In today's NY Times the paper takes a look at some of the unique businesses located on the Willets Point site that the city has slated for an eminent domain-drive redevelopment. In some ways, the article creates an impression of a bunch of fly-by-night businesses whose disappearance would create few tears for anyone. Clearly, this is not an accurate picture of the level of economic activity-some of it quite unique-that goes on in this area.
As we have pointed out, and as Tom Angotti's study underscores, there are 225 different businesses at the Point employing around 2,000 workers. A high percentage of the firms are owned by immigrant entrepreneurs, and they in turn service the immigrant communities of Queens. In addition, the area has been pointedly neglected by the city government, to the extent that the businesses would be justified to sue for theft of services-given the fact that the "blight" that is clearly evident is directly attributable to the failure of the city to maintain the neighborhood.
What Willets Point represents, much as the Bronx Terminal Market did, is the vibrancy of minority entrepreneurs. It's too bad that the mayor, who so often praises the contribution of immigrants to New York, can't walk the walk when it comes to immigrant businesses. Instead, he is quick to give them the hook when he friends in the real estate community come salivating.

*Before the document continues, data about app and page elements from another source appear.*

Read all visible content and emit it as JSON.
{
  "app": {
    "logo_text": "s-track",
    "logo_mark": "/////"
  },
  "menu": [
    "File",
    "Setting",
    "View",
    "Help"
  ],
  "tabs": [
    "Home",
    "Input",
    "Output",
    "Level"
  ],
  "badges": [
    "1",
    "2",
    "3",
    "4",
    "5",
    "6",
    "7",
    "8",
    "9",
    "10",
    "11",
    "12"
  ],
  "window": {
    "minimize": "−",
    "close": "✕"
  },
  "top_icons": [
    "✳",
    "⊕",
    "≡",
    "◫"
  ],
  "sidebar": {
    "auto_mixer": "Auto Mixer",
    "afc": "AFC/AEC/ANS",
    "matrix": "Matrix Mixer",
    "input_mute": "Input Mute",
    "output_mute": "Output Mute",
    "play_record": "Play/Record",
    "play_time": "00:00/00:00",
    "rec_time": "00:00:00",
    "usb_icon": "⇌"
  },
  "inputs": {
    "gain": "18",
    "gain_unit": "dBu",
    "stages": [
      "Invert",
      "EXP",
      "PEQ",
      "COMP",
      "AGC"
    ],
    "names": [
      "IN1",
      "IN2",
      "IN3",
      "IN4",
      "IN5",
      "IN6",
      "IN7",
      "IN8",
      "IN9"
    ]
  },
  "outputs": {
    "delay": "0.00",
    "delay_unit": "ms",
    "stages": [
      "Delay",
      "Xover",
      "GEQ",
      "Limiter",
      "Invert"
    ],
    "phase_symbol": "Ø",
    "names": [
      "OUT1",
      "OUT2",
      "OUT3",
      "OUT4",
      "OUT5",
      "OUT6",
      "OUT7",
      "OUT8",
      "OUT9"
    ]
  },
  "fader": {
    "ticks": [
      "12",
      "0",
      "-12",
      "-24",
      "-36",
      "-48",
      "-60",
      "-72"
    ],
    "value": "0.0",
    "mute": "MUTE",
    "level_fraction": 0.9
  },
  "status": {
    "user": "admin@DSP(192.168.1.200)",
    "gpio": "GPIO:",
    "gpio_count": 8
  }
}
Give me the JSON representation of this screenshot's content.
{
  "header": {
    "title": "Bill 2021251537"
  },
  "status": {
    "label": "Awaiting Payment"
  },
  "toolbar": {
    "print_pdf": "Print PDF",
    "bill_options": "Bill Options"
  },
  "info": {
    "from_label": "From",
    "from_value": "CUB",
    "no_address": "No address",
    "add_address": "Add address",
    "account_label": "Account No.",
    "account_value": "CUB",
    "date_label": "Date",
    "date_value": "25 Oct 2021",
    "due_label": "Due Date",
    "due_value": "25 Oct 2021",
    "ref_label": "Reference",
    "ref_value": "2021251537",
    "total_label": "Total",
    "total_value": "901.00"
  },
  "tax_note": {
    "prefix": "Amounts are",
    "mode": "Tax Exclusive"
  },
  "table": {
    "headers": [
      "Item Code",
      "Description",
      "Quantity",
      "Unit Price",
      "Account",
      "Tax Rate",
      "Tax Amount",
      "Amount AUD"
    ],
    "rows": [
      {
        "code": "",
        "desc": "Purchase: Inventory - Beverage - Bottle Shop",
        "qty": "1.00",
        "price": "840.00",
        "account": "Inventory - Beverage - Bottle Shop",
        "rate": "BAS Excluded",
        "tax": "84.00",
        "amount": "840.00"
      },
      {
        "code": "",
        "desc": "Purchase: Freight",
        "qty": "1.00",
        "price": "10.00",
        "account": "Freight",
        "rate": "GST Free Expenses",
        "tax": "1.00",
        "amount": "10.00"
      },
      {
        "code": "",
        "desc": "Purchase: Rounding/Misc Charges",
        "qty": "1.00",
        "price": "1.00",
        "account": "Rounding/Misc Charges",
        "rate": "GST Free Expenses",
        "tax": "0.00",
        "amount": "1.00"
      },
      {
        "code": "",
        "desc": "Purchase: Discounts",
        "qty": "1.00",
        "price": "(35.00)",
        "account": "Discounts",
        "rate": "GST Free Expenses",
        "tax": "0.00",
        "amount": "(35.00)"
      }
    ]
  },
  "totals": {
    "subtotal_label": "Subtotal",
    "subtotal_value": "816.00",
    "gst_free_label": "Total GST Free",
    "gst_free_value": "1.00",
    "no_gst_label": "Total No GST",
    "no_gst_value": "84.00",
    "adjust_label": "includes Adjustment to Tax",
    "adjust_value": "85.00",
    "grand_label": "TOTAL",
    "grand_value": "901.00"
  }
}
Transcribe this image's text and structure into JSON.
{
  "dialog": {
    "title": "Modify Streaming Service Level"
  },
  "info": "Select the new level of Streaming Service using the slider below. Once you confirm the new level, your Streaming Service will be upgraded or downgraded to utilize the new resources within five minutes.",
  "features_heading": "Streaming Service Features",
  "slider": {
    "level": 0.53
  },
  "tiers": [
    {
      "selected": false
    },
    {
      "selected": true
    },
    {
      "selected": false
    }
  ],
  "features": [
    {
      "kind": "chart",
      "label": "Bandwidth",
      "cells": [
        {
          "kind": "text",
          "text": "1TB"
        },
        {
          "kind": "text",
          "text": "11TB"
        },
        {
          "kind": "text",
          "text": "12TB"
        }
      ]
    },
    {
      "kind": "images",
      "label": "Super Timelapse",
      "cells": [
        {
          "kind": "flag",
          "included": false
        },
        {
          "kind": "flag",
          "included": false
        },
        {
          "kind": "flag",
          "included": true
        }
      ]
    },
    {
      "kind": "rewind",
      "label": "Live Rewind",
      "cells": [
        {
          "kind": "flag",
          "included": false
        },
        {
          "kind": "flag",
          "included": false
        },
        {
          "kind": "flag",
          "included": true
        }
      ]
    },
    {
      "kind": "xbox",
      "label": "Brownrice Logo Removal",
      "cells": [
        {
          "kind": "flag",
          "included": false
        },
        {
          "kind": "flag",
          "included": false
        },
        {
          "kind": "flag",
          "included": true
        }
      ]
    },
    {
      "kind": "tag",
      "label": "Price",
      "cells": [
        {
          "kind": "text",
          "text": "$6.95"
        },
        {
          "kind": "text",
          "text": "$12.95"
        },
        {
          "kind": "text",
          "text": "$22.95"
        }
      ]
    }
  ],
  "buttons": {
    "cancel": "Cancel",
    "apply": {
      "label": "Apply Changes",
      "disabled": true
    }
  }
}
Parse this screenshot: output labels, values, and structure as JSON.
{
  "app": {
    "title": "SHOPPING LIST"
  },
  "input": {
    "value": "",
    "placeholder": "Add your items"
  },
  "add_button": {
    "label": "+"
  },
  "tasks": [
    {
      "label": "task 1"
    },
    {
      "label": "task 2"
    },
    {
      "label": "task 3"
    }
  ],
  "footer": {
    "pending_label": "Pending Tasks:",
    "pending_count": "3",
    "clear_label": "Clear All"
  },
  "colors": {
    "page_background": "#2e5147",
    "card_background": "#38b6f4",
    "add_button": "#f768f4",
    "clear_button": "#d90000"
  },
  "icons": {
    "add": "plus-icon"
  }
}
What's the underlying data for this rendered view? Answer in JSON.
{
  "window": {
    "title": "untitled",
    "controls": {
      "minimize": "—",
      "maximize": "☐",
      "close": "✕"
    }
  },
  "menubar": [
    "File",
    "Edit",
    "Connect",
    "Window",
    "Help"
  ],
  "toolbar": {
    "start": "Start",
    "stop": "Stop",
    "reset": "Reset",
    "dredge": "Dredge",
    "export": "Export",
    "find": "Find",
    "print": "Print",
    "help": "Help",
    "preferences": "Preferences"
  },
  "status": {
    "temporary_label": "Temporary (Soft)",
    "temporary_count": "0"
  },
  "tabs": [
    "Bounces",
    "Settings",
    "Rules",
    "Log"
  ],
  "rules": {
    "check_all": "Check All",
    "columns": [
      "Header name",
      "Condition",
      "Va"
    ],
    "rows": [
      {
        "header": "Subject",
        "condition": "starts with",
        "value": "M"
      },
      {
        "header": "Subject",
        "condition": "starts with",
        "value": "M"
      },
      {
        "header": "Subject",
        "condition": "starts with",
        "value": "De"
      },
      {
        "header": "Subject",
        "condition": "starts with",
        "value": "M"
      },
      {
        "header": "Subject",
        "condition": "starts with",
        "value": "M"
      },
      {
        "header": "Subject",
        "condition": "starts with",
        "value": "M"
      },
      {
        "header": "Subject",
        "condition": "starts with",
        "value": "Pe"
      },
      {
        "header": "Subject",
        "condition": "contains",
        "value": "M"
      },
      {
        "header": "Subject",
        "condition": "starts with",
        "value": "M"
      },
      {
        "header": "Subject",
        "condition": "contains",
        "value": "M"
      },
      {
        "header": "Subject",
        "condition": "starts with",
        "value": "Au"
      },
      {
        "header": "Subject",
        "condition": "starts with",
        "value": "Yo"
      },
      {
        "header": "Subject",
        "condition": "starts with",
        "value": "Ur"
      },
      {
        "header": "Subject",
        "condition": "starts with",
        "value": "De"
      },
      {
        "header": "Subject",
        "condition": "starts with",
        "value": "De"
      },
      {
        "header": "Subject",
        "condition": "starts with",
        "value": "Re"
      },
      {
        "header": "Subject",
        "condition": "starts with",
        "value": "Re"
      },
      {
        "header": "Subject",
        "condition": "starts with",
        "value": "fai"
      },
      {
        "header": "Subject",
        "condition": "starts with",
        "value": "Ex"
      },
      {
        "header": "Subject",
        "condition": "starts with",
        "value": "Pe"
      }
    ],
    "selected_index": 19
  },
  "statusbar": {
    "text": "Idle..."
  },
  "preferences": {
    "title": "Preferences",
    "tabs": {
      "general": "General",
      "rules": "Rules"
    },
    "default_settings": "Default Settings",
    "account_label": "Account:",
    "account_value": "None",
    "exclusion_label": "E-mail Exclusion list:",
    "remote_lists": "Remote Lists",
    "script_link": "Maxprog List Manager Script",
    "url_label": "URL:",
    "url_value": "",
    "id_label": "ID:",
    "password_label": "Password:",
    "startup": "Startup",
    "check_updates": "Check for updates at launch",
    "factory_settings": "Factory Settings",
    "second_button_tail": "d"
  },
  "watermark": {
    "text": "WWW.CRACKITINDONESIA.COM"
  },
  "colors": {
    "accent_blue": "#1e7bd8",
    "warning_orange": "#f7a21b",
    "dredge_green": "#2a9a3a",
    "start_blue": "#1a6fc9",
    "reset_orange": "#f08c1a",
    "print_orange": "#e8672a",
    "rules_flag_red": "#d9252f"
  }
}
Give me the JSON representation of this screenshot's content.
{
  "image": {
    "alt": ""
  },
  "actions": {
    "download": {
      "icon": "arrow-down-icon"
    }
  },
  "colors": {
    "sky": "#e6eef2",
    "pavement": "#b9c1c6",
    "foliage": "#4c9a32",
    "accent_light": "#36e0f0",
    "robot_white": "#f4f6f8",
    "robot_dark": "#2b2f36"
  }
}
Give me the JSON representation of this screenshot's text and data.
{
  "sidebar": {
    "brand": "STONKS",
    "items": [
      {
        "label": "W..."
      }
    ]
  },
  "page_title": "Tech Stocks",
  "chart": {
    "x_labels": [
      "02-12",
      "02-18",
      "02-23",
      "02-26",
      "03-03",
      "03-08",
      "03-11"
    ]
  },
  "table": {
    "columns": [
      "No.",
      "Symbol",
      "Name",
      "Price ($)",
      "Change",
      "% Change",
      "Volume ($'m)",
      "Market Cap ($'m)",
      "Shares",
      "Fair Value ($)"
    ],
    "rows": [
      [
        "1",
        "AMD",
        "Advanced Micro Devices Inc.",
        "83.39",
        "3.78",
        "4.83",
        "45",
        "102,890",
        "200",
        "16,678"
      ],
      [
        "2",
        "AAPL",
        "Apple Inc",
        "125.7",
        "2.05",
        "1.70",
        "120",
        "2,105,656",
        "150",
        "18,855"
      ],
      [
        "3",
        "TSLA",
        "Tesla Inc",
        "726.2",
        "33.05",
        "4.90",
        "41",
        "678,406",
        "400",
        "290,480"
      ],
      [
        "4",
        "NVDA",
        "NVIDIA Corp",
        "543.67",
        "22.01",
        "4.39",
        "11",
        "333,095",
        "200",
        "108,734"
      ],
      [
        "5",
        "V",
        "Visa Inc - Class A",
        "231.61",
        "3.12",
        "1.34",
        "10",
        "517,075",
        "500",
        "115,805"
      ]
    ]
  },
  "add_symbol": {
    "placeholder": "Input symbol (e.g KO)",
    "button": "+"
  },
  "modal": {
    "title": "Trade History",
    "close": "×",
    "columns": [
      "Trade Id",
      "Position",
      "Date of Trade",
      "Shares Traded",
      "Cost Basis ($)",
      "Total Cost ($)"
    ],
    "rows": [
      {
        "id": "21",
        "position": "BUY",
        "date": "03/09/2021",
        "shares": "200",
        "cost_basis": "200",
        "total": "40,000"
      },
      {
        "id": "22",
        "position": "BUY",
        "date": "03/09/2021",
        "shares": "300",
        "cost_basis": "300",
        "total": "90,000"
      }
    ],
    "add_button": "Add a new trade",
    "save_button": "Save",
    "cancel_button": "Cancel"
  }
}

The fact remains that the displacement of all of these workers and businesses will not be compensated by the building of a retail mall, luxury housing and a hotel-all in an area where transportation infrastructure is weak (so much for congestion pricing). What's fascinating here is that the Bloombergistas want to ULURP the area before there is a developer selected, which if done, would mean that the City Council would be handing the mayor a carte blanche ticket to ride that would denude the body of its Charter-driven oversight role. It will be fascinating to see how this eminent domain battle will play out as the council term winds down.